Your Website Sucks

If you happened to come across my article because of my wonderfully click-baitey title, welcome!

If you’re offended, I’m sorry. I can’t help you there.

If you think your website is absolutely on point and its shit don’t stink, this article isn’t for you. Congratulations, you’ve won the internet! I’m truly impressed.👏👏👏

For the rest of you, I have some simple tips that can help your website suck a little less.

And the best part? You won’t need to hire a web designer to make these changes for you.

So let’s get to it!

First off, nobody knows what the F**ck to do

When a visitor comes to your website for the first time, what is the first thing they see? Is it a slideshow? A photo with no text? Maybe a photo of just your face?

This doesn’t help you.

When a visitor comes across your site and sees that kind of shit, you’re going to leave them utterly confused. They shouldn’t have to start digging through your site to find out what you’re all about.

When I see that on a website, about 9 times out of 10 it’s because you don’t have a clear brand message. How do you know if you have a clear brand message? You’ll know if your visitor can pass the “grunt” test. And the grunt test is asking these 3 simple questions:

Who do you have to offer?
 What does it make the customer’s life better?
 How does the customer pay you?

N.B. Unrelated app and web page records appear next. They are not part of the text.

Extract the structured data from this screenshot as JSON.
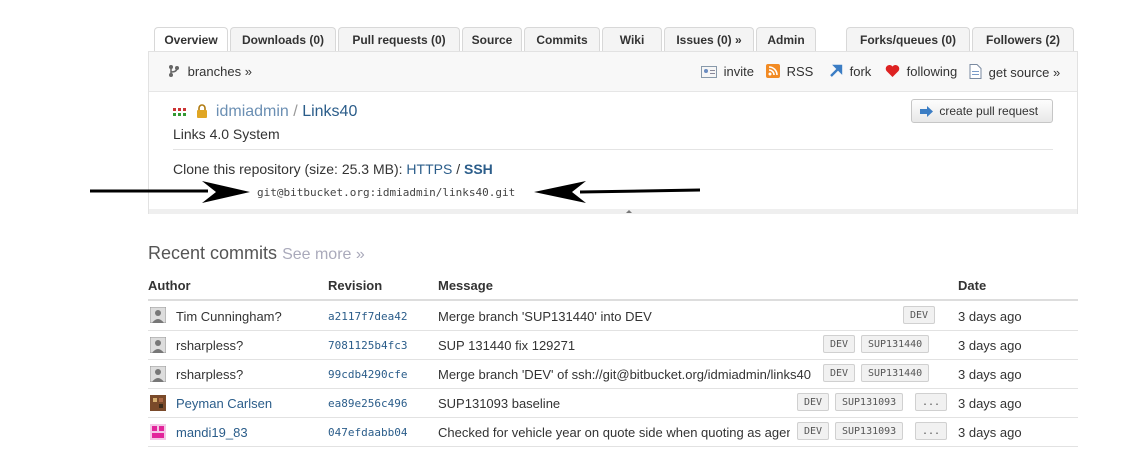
{
  "tabs": [
    {
      "label": "Overview",
      "active": true
    },
    {
      "label": "Downloads (0)"
    },
    {
      "label": "Pull requests (0)"
    },
    {
      "label": "Source"
    },
    {
      "label": "Commits"
    },
    {
      "label": "Wiki"
    },
    {
      "label": "Issues (0) »"
    },
    {
      "label": "Admin"
    },
    {
      "label": "Forks/queues (0)"
    },
    {
      "label": "Followers (2)"
    }
  ],
  "subbar": {
    "branches": "branches »",
    "invite": "invite",
    "rss": "RSS",
    "fork": "fork",
    "following": "following",
    "get_source": "get source »"
  },
  "repo": {
    "owner": "idmiadmin",
    "separator": "/",
    "name": "Links40",
    "description": "Links 4.0 System",
    "create_pr": "create pull request",
    "clone_text": "Clone this repository (size: 25.3 MB):",
    "https": "HTTPS",
    "slash": "/",
    "ssh": "SSH",
    "clone_url": "git@bitbucket.org:idmiadmin/links40.git"
  },
  "recent": {
    "title": "Recent commits",
    "see_more": "See more »"
  },
  "table": {
    "headers": {
      "author": "Author",
      "revision": "Revision",
      "message": "Message",
      "date": "Date"
    },
    "rows": [
      {
        "author": "Tim Cunningham?",
        "revision": "a2117f7dea42",
        "message": "Merge branch 'SUP131440' into DEV",
        "date": "3 days ago",
        "tags": [
          "DEV"
        ]
      },
      {
        "author": "rsharpless?",
        "revision": "7081125b4fc3",
        "message": "SUP 131440 fix 129271",
        "date": "3 days ago",
        "tags": [
          "DEV",
          "SUP131440"
        ]
      },
      {
        "author": "rsharpless?",
        "revision": "99cdb4290cfe",
        "message": "Merge branch 'DEV' of ssh://git@bitbucket.org/idmiadmin/links40",
        "date": "3 days ago",
        "tags": [
          "DEV",
          "SUP131440"
        ]
      },
      {
        "author": "Peyman Carlsen",
        "revision": "ea89e256c496",
        "message": "SUP131093 baseline",
        "date": "3 days ago",
        "tags": [
          "DEV",
          "SUP131093",
          "..."
        ]
      },
      {
        "author": "mandi19_83",
        "revision": "047efdaabb04",
        "message": "Checked for vehicle year on quote side when quoting as agent",
        "date": "3 days ago",
        "tags": [
          "DEV",
          "SUP131093",
          "..."
        ]
      }
    ]
  },
  "colors": {
    "link": "#2b5d8a",
    "accent": "#6b8fb3"
  }
}
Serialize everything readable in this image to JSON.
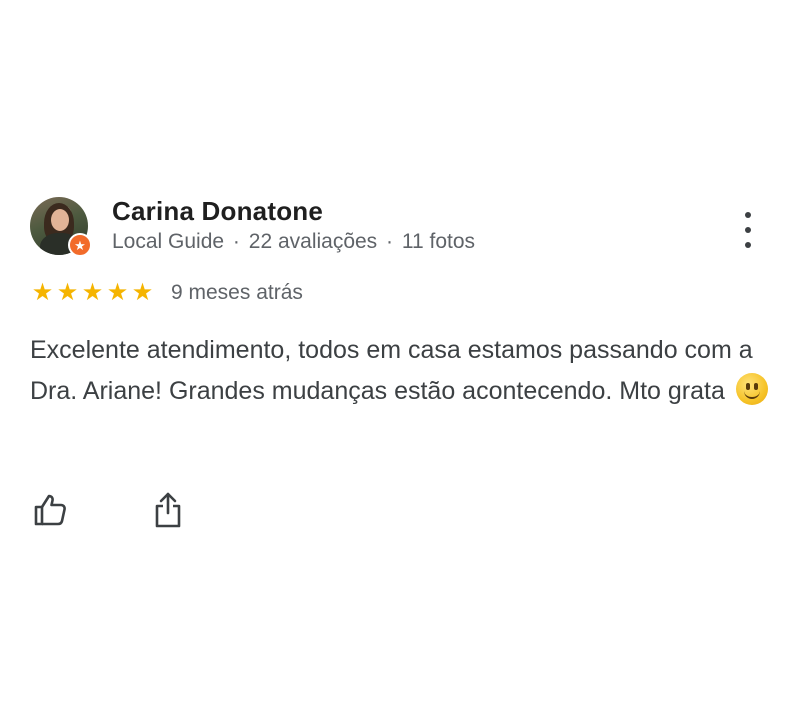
{
  "review": {
    "author_name": "Carina Donatone",
    "author_meta": {
      "badge": "Local Guide",
      "separator": "·",
      "reviews": "22 avaliações",
      "photos": "11 fotos"
    },
    "rating": 5,
    "stars": [
      "★",
      "★",
      "★",
      "★",
      "★"
    ],
    "time_ago": "9 meses atrás",
    "text": "Excelente atendimento, todos em casa estamos passando com a Dra. Ariane! Grandes mudanças estão acontecendo. Mto grata",
    "emoji": "slightly-smiling-face",
    "guide_badge_icon": "★"
  },
  "icons": {
    "more": "more-vert-icon",
    "like": "thumbs-up-icon",
    "share": "share-icon"
  },
  "colors": {
    "star": "#f5b400",
    "guide_badge": "#f26b2a",
    "name": "#1f1f1f",
    "meta": "#5f6368",
    "body_text": "#3c4043"
  }
}
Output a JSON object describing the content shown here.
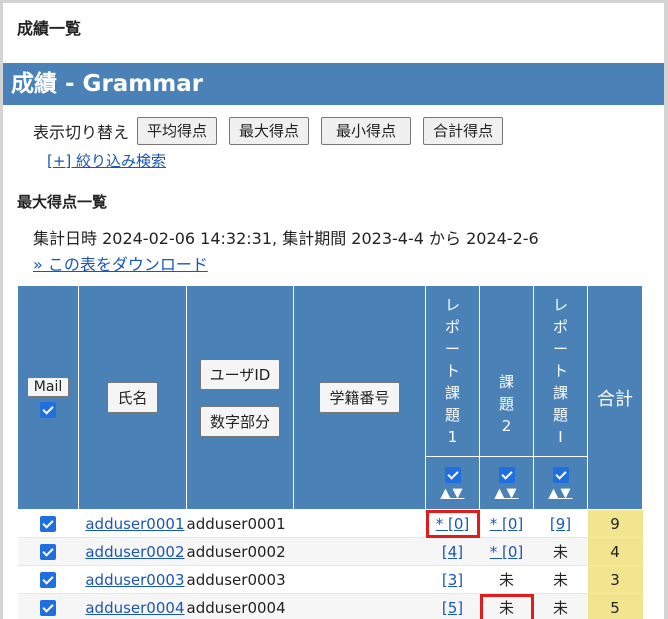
{
  "breadcrumb": "成績一覧",
  "page_title": "成績 - Grammar",
  "display_toggle": {
    "label": "表示切り替え",
    "buttons": [
      "平均得点",
      "最大得点",
      "最小得点",
      "合計得点"
    ]
  },
  "filter_link": "[+] 絞り込み検索",
  "section_title": "最大得点一覧",
  "summary": "集計日時 2024-02-06 14:32:31, 集計期間 2023-4-4 から 2024-2-6",
  "download_link": "» この表をダウンロード",
  "table": {
    "headers": {
      "mail": "Mail",
      "name": "氏名",
      "userid": "ユーザID",
      "number_part": "数字部分",
      "student_no": "学籍番号",
      "col1": [
        "レ",
        "ポ",
        "ー",
        "ト",
        "課",
        "題",
        "1"
      ],
      "col2": [
        "課",
        "題",
        "2"
      ],
      "col3": [
        "レ",
        "ポ",
        "ー",
        "ト",
        "課",
        "題",
        "I"
      ],
      "total": "合計",
      "sort": "▲▼"
    },
    "rows": [
      {
        "userid": "adduser0001",
        "name": "adduser0001",
        "c1": "* [0]",
        "c2": "* [0]",
        "c3": "[9]",
        "total": "9"
      },
      {
        "userid": "adduser0002",
        "name": "adduser0002",
        "c1": "[4]",
        "c2": "* [0]",
        "c3": "未",
        "total": "4"
      },
      {
        "userid": "adduser0003",
        "name": "adduser0003",
        "c1": "[3]",
        "c2": "未",
        "c3": "未",
        "total": "3"
      },
      {
        "userid": "adduser0004",
        "name": "adduser0004",
        "c1": "[5]",
        "c2": "未",
        "c3": "未",
        "total": "5"
      }
    ]
  }
}
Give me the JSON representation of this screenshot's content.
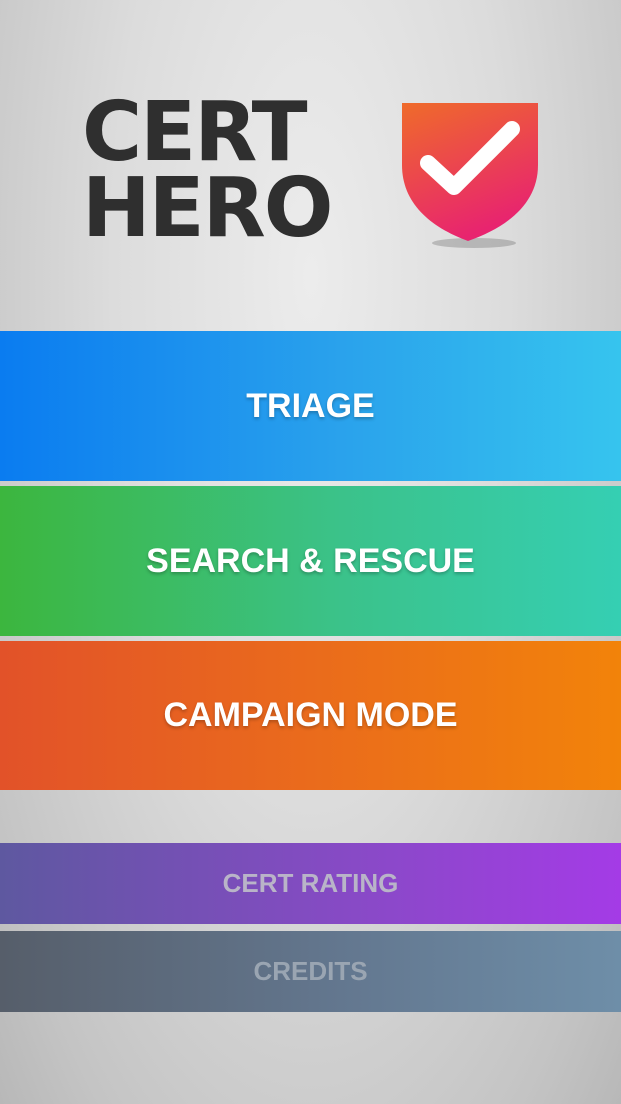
{
  "logo": {
    "line1": "CERT",
    "line2": "HERO",
    "shield_colors": {
      "top": "#ef6b2a",
      "bottom": "#e8246f",
      "check": "#ffffff"
    }
  },
  "menu": {
    "triage_label": "TRIAGE",
    "search_rescue_label": "SEARCH & RESCUE",
    "campaign_label": "CAMPAIGN MODE",
    "cert_rating_label": "CERT RATING",
    "credits_label": "CREDITS"
  },
  "colors": {
    "triage": "#1a8ff0",
    "search_rescue": "#3bc28a",
    "campaign": "#ea6b1c",
    "cert_rating": "#8a49c8",
    "credits": "#63778f",
    "logo_text": "#2f2f2f"
  }
}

To learn more about the grunt test and how to clarify your brand message, I HIGHLY reccomend you read “How to Build Your Story Brand”. I am not affiliated with the author in any way, I just think it’s a really good read.

Impenetrable walls of small text are ridiculous

I see this a lot on small business websites that have been DIY’ed.

For whatever reason, people feel it’s necessary to have HUGE WALLS of text on their web pages with the font size of 14px and under.

When you do that, you’re going to make visitors click away from your website faster than you can blink. And this is especially true with blog posts.

THINK about it.

The majority of people will be looking at your website on a smartphone or tablet. How is that going to look when you’re website has tiny text? Don’t make your visitors have to put on their reading glasses.

If you find your webpages containing a lot of text. Again, you should really think about your messaging. Break your text up into smaller and easier to read sections, incorporate graphics, AND put it through the grunt test!

Remember this is your website copy, not a novel!

Nobody wants to hear your life story

I need to clarify something:

There is a HUGE difference between sharing your story to build a relationship with your customers and being completely irrelevant.

Here are some example scenarios where your life story WORKS for your website:

  • You blog about working from home and you share your story about how you lost your job and learned how to be an entrepereneur
  • You’re a nutritional coach and you tell the story of how you beat cancer
  • You’re a lawyer and you share your story of how you became passionate about law

Do you notice something here?

The stories are personal. But they also help to establish an emotional connection and authority. Don’t talk about when you started your business, bought your office, or graduated college. Don’t even talk about your family or your kids.


However, if you can tell a harrowing, emotional, or inspiring story that explains why you do what you do, and why you’re the best person to work with, tell that story instead!

Please, stop it with the cheesy stock photos

Have you ever used stock photos of overly smiley faces? Maybe they have a headset?

Please stop it.

This is the most impersonal thing you can do, and NOBODY is buying it.

If you have a small business, you’re better off having photos of your ACTUAL employees and the work environment. Even if they aren’t high quality, adding personal photos are going to have a higher impact.

This is especially true for bloggers.

If you’re a food blogger, take pictures of your food! If you’re a fashion blogger, take pictures in your curated outfits. I know this might sound insanely obvious, but because you can get a stock photo for almost anything under the sun, it’s so easy to use them as a substitute for your own photos.

Use your best judgement on this one. Think about the impact you want to make and how it relates to your brand. In many cases a stock photo will be appropriate, but if you overdue it your website will miss the personal touch that’s needed to establish a relationship with your visitors.

Well, does your website suck?

hopefully these tips help you to improve the quality of your site. Trust me, your visitors will be much happier about it.

Originally published at Marketing Mochi.